N.S.L.Perry, R.Menzies, F.Hodgson, P.Wedgewood, M.-J.R.Howes,H.J.Brooker,K.A.Wesnes, E.K. Perry
Our wondrous St John’s Wort Serpent has just arrived. Hypericum perforatum is a plant with holes in its leaves. It acquired its common English name, St John’ s wort (SJW), as it flowers in midsummer (this Sunday) on the day of John the Baptist. So it is truly a holy plant! The ancients believed the plant would exorcise the devil – that was the metaphor used when people felt depressed – they thought they were possessed. So the old story of the magic has kept the medicinal use of the plant going all these years up to modern times when SJW is used as an antidepressant herbal medicine.
SJW is used clinically in modern botanical medicine today in the UK to treat depression. There are many clinical trials indicating it as effective as antidepressant drugs like prozac for mild to moderate depression, but without the side-effects. A recent review suggests it “has a very favourable safety profile, with adverse event rates on the same level as placebo and lower than that of synthetic antidepressants, in randomised controlled trials. It may therefore also be an option for patients who do not tolerate other antidepressant drugs. Patients with polydrug treatment should nevertheless use the drug with caution, due to its potential for interactions.”
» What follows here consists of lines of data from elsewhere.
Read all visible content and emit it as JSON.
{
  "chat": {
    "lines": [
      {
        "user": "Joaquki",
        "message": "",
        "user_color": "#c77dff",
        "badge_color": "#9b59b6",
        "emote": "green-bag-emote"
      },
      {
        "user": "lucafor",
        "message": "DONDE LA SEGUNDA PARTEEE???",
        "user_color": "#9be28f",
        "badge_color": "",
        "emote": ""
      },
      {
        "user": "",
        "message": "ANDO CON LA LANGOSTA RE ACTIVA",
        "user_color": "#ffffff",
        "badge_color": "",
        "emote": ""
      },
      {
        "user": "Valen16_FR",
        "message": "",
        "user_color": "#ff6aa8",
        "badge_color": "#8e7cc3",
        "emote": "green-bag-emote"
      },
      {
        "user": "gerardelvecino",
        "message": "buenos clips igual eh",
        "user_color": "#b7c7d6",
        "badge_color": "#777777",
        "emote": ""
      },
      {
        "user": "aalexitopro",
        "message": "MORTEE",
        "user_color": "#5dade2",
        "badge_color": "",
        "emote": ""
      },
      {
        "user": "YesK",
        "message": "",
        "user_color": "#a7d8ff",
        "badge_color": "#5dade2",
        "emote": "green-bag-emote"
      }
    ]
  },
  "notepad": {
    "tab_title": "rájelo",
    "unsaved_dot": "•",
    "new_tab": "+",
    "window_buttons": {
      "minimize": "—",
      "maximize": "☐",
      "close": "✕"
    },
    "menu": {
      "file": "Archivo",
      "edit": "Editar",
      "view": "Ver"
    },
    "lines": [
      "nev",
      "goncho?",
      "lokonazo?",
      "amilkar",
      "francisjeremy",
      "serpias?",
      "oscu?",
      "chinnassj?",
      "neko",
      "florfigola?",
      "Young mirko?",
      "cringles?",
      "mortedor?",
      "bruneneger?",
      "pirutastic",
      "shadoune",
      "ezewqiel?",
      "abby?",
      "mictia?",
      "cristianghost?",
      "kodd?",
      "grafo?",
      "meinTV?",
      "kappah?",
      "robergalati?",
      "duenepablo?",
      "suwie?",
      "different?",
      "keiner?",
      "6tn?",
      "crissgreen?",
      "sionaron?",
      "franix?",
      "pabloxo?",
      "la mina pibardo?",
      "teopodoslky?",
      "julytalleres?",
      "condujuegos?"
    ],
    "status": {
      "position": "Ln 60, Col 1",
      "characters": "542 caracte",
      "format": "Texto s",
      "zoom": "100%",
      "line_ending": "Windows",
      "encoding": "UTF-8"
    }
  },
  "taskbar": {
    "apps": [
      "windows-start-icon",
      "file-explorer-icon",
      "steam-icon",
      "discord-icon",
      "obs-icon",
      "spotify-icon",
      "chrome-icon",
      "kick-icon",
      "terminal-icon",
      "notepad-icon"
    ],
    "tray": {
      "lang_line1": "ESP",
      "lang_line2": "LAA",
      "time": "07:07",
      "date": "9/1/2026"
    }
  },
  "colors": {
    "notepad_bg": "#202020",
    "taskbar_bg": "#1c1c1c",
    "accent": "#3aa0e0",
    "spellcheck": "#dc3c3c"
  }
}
The new sculpture thus represents that fascinating bridge between magic and medicine. It is made by our sculptor in residence, John Rutherford.
We are always open to suggestions for new outdoor artworks, and artists. The next may be an image of a plant that has given us a modern drug, like the foxglove, willow or opium poppy. If people had isolated and identified a single potent chemical from SJW – which they haven’t yet, only a variety of partly active ones – the plant might have provided a new and safer antidepressant drug.
The Dilston Physic Garden exists to spread the word on such great plant potentials for new, safe and effective therapies.